Everybody likes to watch a good film and if it involves drama, government at its highest level, and the deep pockets of corporate America, there's sure to be intrigue. We've found an independent film project that people interested in telecommunications policy and the Internet should consider backing. "The Network," a documedia project directed by Fred Johnson will take a look at how the Internet has come to be controlled by only a small number of large and powerful corporate entities.
There are only a few days left to contribute to the IndieGoGo account so this project can move forward and we encourage you to consider adding "independent film producer" to your resume. We occasionally produce videos and have worked with Fred, so we know that he is committed to a quality result. And, hey, a movie about Internet policy? How cool is that, amIright?
And check out this cool trailer!
We have interviews lined up with former FCC Commissioners, Nick Johnson and Michael Copps, former FCC Special Counsel Gigi Sohn, writer and professor, Fred Turner, author of From Counterculture to Cyberculture and The Democratic Surround, and activist Anthony Riddle, Senior VP of Community Media, BRIC TV, Brooklyn. More to come.
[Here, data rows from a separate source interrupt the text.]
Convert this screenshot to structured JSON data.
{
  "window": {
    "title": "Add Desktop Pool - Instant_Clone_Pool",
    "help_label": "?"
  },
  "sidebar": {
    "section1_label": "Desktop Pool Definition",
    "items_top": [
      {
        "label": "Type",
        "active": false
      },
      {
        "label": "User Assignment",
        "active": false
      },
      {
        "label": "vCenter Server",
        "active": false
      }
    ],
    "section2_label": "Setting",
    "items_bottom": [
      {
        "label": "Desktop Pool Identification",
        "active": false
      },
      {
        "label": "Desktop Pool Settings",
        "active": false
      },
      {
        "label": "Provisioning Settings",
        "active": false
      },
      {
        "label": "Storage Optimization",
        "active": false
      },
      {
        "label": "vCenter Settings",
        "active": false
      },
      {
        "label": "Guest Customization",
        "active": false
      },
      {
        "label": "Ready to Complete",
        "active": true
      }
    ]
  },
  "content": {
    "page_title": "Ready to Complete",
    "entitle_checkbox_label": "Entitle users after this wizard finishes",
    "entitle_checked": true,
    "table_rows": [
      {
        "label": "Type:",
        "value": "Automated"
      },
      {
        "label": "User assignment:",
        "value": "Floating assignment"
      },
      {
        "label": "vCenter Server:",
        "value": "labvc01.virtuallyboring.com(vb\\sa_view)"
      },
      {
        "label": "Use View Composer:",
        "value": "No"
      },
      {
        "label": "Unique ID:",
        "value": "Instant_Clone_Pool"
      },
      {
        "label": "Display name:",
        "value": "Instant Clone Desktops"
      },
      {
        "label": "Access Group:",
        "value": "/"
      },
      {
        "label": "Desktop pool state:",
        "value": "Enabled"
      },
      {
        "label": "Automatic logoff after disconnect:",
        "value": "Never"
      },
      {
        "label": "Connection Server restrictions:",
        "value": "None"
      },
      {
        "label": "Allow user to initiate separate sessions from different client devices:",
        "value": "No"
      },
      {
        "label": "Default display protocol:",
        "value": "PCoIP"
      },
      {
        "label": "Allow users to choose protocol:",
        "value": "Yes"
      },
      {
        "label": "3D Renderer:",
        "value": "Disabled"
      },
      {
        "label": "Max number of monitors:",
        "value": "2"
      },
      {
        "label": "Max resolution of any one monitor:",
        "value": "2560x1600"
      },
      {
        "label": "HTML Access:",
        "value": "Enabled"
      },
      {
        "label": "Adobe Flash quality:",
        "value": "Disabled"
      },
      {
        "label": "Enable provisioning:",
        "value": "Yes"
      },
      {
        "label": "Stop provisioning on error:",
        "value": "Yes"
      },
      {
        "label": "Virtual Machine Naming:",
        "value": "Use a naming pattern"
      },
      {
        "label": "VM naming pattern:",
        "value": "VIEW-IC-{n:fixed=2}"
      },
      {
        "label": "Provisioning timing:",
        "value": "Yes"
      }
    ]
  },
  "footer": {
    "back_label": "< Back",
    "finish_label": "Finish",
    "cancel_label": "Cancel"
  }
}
The Trump Federal Communications Commission’s decision to do away with Net Neutrality protections makes it very clear we are in the midst of real crisis in U.S. communications policy: the underlying public interest agreements between the public, government and U.S. commercial communications corporations have broken down. The Facebook hearings in Congress marked the moment when the failed free market communications policies of the last 4 decades have revealed their ultimate logic: we now have monopoly social media platforms surveilling our networks, and unregulated monopolies (that are really utilities) selling us overpriced access to our networks. With no government oversight of any significance.
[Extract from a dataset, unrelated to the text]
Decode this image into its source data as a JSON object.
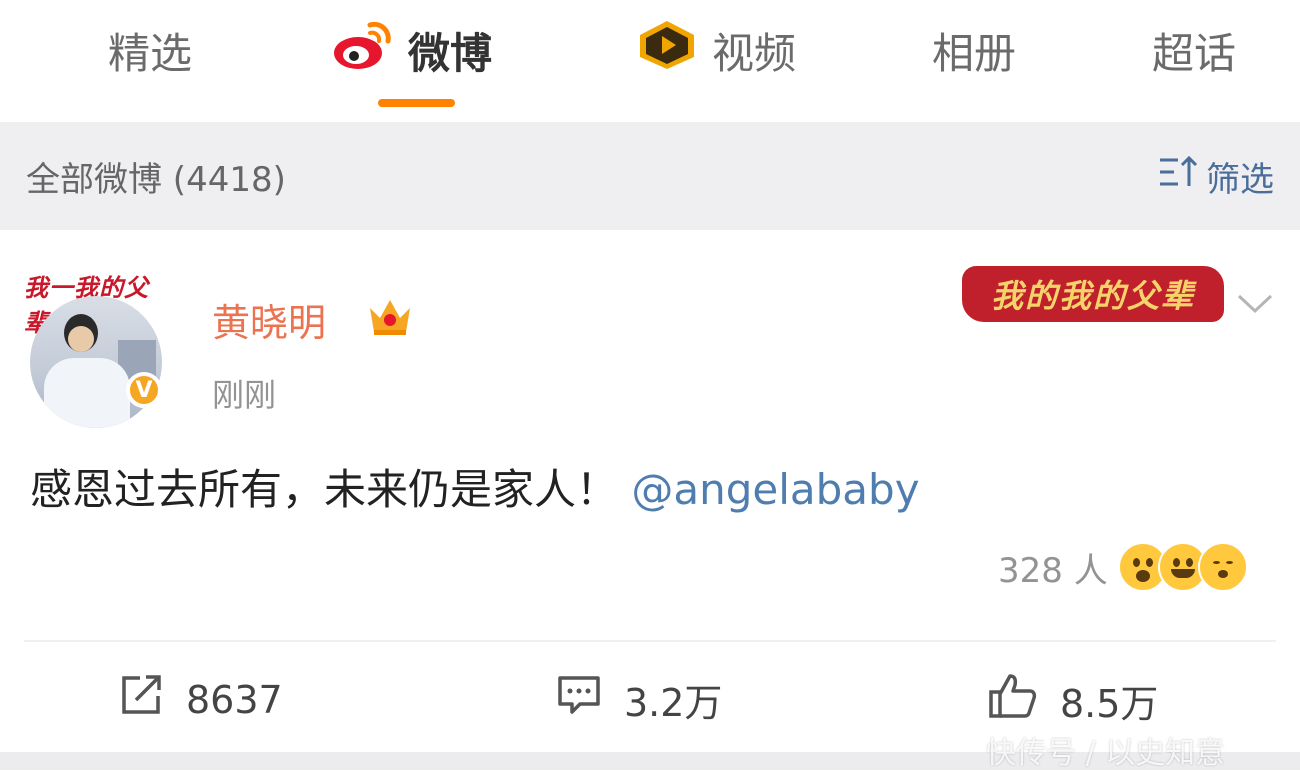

I know you are probably thinking we are knee deep in crises right now, but, if we can't find a way to control our communications infrastructure as a utility, it's going to be far more difficult to solve any of the many problems we are facing. Our democratic communications values – of privacy, accessibility, equity, and affordability -- and our government’s underpinning economic assumptions regarding communications policy are now completely at odds. This documentary is telling the story of how this unfortunate situation has come about.
Please note that with the flexible crowd funding strategy we will receive all the funds that anyone commits to this project, even if we do not reach our stated goal of $10,000 dollars. That means it is a surety that donations backing this project will immediately be put to use interviewing present and former FCC Commissioners, local and national policy activists, academics and policy wonks, business people and information scientists.
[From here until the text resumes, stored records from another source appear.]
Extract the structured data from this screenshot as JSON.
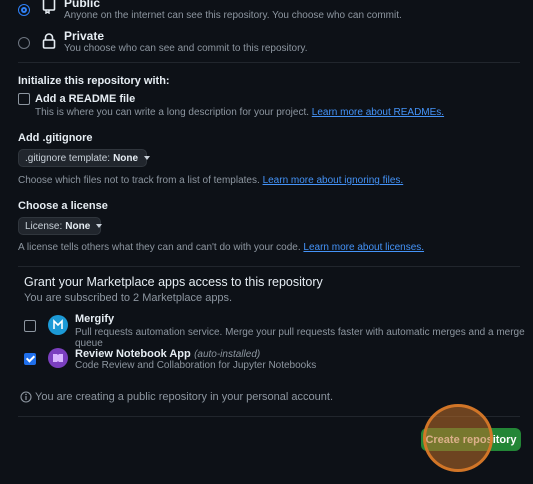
{
  "visibility": {
    "public": {
      "title": "Public",
      "description": "Anyone on the internet can see this repository. You choose who can commit."
    },
    "private": {
      "title": "Private",
      "description": "You choose who can see and commit to this repository."
    }
  },
  "initialize": {
    "heading": "Initialize this repository with:",
    "readme_label": "Add a README file",
    "readme_desc": "This is where you can write a long description for your project.",
    "readme_link": "Learn more about READMEs."
  },
  "gitignore": {
    "heading": "Add .gitignore",
    "dropdown_prefix": ".gitignore template:",
    "dropdown_value": "None",
    "desc": "Choose which files not to track from a list of templates.",
    "link": "Learn more about ignoring files."
  },
  "license": {
    "heading": "Choose a license",
    "dropdown_prefix": "License:",
    "dropdown_value": "None",
    "desc": "A license tells others what they can and can't do with your code.",
    "link": "Learn more about licenses."
  },
  "marketplace": {
    "heading": "Grant your Marketplace apps access to this repository",
    "subheading": "You are subscribed to 2 Marketplace apps.",
    "apps": [
      {
        "name": "Mergify",
        "note": "",
        "description": "Pull requests automation service. Merge your pull requests faster with automatic merges and a merge queue",
        "checked": false,
        "icon": "mergify-icon",
        "color": "#1c9ad6"
      },
      {
        "name": "Review Notebook App",
        "note": "(auto-installed)",
        "description": "Code Review and Collaboration for Jupyter Notebooks",
        "checked": true,
        "icon": "notebook-icon",
        "color": "#7b3fbf"
      }
    ]
  },
  "notice": "You are creating a public repository in your personal account.",
  "submit_label": "Create repository",
  "colors": {
    "background": "#0d1117",
    "accent_blue": "#2f81f7",
    "primary_green": "#238636",
    "link": "#4493f8"
  }
}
Contribute to this film here and help spread the word about corporate control over our Internet.